The Post-Election Prescription: Double Dosages of Racial Healing Required
By Neil Foote, President, National Black Public Relations Society, Inc.
As the world awaits the results of the 2016 presidential election, there is a heavy cloud of uneasiness that is hanging over us. Whatever happens today will require a deep breath – and a need for great deal of healing – all across the board, but particularly in making sure we aggressively address the racial and gender stereotypes. Our country has endured nearly two year where blacks, Muslims, Hispanics, South Asians and women of all ages have been maligned, ridiculed and portrayed as outcasts. The country has witnessed scenes almost reminiscent of the Fifties and Sixties where angry mobs of individuals have stared each other down, separated by barriers of police officers clad in riot gear.

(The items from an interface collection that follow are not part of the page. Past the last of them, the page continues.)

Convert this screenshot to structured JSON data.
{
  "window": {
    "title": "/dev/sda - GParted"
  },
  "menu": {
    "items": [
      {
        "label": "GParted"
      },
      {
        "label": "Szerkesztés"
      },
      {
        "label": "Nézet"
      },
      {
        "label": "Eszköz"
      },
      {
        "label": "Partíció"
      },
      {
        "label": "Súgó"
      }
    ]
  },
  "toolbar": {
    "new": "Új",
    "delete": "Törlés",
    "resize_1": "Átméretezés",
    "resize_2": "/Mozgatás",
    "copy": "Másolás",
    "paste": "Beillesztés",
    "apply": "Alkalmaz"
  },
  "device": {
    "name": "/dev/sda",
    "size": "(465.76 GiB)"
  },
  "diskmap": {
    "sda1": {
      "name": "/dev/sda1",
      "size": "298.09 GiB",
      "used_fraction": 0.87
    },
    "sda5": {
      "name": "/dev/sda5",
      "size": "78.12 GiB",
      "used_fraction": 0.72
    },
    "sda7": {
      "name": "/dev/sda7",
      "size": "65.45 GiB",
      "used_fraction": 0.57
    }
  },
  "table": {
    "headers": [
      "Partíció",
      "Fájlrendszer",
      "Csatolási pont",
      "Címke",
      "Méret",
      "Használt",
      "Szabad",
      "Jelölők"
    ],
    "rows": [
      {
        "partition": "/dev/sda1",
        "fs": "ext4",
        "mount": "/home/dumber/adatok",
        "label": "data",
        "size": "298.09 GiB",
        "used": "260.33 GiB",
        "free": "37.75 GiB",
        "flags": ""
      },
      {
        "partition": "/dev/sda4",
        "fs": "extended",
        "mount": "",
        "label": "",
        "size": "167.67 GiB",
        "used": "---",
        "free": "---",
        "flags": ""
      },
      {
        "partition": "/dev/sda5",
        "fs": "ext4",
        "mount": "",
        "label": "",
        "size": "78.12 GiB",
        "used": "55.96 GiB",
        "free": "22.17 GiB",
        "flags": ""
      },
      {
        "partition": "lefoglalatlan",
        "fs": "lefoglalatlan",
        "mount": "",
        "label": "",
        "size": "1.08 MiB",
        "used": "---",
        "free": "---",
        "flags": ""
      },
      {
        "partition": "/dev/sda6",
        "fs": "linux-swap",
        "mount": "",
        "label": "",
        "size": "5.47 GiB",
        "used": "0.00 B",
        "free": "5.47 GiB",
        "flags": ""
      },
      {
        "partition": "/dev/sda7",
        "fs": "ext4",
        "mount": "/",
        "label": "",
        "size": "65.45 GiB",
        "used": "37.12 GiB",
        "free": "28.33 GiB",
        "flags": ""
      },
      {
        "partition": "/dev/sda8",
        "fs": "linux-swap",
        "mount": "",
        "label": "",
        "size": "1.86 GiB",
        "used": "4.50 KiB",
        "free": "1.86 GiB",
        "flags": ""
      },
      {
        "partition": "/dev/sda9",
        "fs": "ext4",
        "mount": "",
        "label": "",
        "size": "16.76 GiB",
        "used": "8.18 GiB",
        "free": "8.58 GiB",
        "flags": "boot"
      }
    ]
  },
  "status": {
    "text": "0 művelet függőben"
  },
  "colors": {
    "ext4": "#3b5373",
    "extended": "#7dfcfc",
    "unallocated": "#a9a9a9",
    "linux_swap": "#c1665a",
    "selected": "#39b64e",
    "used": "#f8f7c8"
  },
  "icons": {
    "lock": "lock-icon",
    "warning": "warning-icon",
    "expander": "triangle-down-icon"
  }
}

Interestingly enough, while there has been this din of racial unrest, some companies have used this effort to send a message that racial and gender inclusion is part of this country’s fabric. Take a look at Chase Bank has a series of new ads, including Golden State Warrior’s Steph Curry or its Tango TV ad. P&G, the multinational consumer goods company, has a new ad featuring a transgender model. Then there’s ATT’s CEO Randall Stephenson who urged his more than 273,000 employees to engage in the difficult conversation about race. These corporate efforts are not random. Each ad campaign is carefully conceived, scripted, and cast with a specific targeted market in mind. When a CEO chooses to talk about race, this is a major step that is designed to send a message about the company’s commitment to diversity and inclusion internally – and to its consumers. These actions speak louder than words. They transcend the vitriol we’ve heard on the campaign trail. These actions acknowledge that the consumer buying power of blacks, Hispanics and Asians is more than $1 trillion and the LGBT community’s buying power is nearly $1 billion. These are real live people who are our neighbors, co-workers, our friends and members of our family.
The business of diversity does matter – despite what critics who would say these ad campaigns and Stephenson’s message are too politically correct, bowing to pressure from liberals. Sadly, this is a shortsighted view of the world. This ignores the demographic changes in this country that are driving dynamic growth in cities and suburbs. This myopia overshadows the reality that many racial differences are overblown, highlighted by ugly images of blacks or Hispanics shouting at whites. On a daily basis, this is not happening. On a daily basis, blacks, whites, Hispanics, Asians and members of the LGBT community are working and playing together – without tension. There are police doing working their beats without shooting or harassing the people they’re protecting.
Of course, the intent is not to paint a picture that we live in a Polyanna world where everyone gets along all the time. The intent is to move past Election Day with a sense that the world we live in is much better than the seemingly gloomy world politicians have created in recent months. Corporations already get this. It’s time for all of us to hop on board.